- Several of Sydney’s most popular swimming spots have ‘poor’ pollution levels
- NSW Department of Planning and Environment released the water data
- Coogee, Rose Bay and Narrabeen were among Sydney’s dirtiest spots
Authorities have issued a warning to Sydneysiders hoping to take advantage of the sunshine and head to the beach with the city’s endless storms polluting popular swimming spots.
The NSW Department of Planning and Environment released its latest data for the state’s beaches, lakes and lagoons revealing one in five had ‘poor’ or ‘very poor’ water quality.

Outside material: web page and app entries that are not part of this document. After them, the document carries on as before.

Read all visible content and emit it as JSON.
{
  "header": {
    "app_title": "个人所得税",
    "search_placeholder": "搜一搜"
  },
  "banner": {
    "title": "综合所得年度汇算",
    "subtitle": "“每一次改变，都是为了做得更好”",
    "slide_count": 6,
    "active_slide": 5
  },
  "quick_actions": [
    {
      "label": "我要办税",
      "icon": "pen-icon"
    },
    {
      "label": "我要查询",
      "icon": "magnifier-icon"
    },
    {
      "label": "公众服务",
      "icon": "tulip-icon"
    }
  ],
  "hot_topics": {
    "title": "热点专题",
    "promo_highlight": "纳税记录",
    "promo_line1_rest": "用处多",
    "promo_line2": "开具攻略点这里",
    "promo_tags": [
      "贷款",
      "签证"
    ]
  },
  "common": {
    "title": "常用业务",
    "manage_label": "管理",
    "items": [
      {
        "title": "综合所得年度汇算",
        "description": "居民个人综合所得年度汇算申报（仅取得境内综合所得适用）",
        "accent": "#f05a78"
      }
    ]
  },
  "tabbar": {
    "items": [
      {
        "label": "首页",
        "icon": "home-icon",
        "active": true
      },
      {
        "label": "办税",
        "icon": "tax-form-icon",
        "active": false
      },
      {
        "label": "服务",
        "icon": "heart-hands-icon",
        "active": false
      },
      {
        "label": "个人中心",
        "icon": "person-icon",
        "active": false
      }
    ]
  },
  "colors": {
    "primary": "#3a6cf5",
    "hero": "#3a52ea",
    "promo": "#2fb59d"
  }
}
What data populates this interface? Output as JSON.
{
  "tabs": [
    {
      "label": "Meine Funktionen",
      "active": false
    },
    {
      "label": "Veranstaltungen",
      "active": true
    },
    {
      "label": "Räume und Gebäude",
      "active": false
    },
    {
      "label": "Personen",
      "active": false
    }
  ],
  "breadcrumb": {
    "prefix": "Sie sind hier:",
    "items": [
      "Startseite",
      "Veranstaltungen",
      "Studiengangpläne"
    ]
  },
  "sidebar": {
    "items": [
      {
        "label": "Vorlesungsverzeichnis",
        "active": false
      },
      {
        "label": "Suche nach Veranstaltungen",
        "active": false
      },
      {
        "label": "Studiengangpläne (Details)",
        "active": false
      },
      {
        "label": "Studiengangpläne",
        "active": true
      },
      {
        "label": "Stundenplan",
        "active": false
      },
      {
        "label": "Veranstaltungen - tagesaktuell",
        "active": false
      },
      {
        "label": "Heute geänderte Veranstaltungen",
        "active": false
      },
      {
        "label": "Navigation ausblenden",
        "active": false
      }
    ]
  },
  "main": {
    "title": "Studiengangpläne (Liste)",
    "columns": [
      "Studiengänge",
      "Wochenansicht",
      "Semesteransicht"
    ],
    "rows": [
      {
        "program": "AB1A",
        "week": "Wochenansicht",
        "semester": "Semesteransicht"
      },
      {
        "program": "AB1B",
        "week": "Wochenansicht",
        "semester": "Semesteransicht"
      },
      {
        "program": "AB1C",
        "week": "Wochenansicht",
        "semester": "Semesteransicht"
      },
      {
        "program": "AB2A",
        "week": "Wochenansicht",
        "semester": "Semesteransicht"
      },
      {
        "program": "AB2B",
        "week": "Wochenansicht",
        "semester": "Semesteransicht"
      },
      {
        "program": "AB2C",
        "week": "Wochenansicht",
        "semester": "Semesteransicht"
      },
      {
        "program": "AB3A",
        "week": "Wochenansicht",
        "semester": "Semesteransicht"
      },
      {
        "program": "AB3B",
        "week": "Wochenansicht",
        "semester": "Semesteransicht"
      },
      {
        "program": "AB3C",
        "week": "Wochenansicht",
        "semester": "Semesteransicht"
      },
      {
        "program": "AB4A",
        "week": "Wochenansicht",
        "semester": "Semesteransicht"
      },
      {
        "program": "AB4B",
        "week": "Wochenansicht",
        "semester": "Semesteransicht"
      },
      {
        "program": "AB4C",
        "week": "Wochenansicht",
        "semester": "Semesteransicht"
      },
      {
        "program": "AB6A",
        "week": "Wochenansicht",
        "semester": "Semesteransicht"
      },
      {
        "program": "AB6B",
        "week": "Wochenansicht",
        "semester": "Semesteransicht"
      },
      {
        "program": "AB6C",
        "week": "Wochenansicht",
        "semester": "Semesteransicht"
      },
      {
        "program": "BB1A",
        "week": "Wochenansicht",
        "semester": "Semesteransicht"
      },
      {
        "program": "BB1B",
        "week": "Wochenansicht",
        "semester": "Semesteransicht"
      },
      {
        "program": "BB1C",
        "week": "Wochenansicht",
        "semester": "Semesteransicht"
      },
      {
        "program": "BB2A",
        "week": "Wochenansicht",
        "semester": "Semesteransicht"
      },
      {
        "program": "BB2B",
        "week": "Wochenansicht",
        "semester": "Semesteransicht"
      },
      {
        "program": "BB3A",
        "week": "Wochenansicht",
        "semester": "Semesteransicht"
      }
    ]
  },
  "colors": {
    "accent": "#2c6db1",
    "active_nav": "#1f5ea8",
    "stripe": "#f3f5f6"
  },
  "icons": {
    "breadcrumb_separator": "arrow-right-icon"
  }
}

Among the worst affected was Coogee Beach in the city’s eastern suburbs, Narrabeen Lagoon on the northern beaches and Rose Bay in the CBD.
Several of Sydney’s most popular swimming spots have been deemed ‘poor’ in the latest pollution rating report – including Coogee Beach in the eastern suburbs
The number of polluted beaches doubled in 2022, up from the 2019-2020 report that found one in ten beaches had poor or lower ratings/
Several places saw their ratings fall from ‘fair’ or ‘good’ – including the popular Coogee Beach – which was the only beach in Sydney with a ‘poor’ classification.
Rose Bay beach, Bayview Baths and Northbridge Baths were also downgraded.
Environment Minister James Griffin said the decline was the result of La Nina bringing consistent rainfall.
‘(The water quality rating) is not surprising, given NSW just experienced the wettest summer in a decade and Sydney is experiencing its wettest month on record,’ he told the Sydney Morning Herald.
Narrabeen Lagoon, a body of water that is popular with families, had a ‘poor’ water quality rating
The data comes from the state government’s water testing program Beachwater, which analysed most of the city’s swimming spots between May and September.
Ocean beaches are tested all year, on a weekly basis.
Samples were taken from 214 sites across NSW, including 97 in Sydney.
They were tested for enterococci bacteria.
‘Poor’ ratings dictate faecal pollution being discovered at the locations and are not always suitable for swimming.
‘Very poor’ ratings mean it is generally unsafe to swim, with rainfall commonly raising contamination levels.
The testing takes 24 to 48 hours, with no real-time indicators available.
Rose Bay beach also produced a ‘poor’ rating – a spot popular for dogs
Dr Ian Wright from Western Sydney University said Aussies should monitor the Beachwater ratings before swimming this summer.
‘This is really important information, particularly for people that have a weakened immune system or are very young, old or sick,’ he said.
‘Anyone that swims in an estuary or coastal beach near an urban area should know … you just don’t swim for a few days, because it’s very likely that you’re swimming through diluted sewage.’
Swimming in polluted areas carry the risk of contracting gastro, skin infections and even hepatitis A.
Overall, 94 per cent of beaches in NSW scored ‘good’ or ‘very good’ ratings.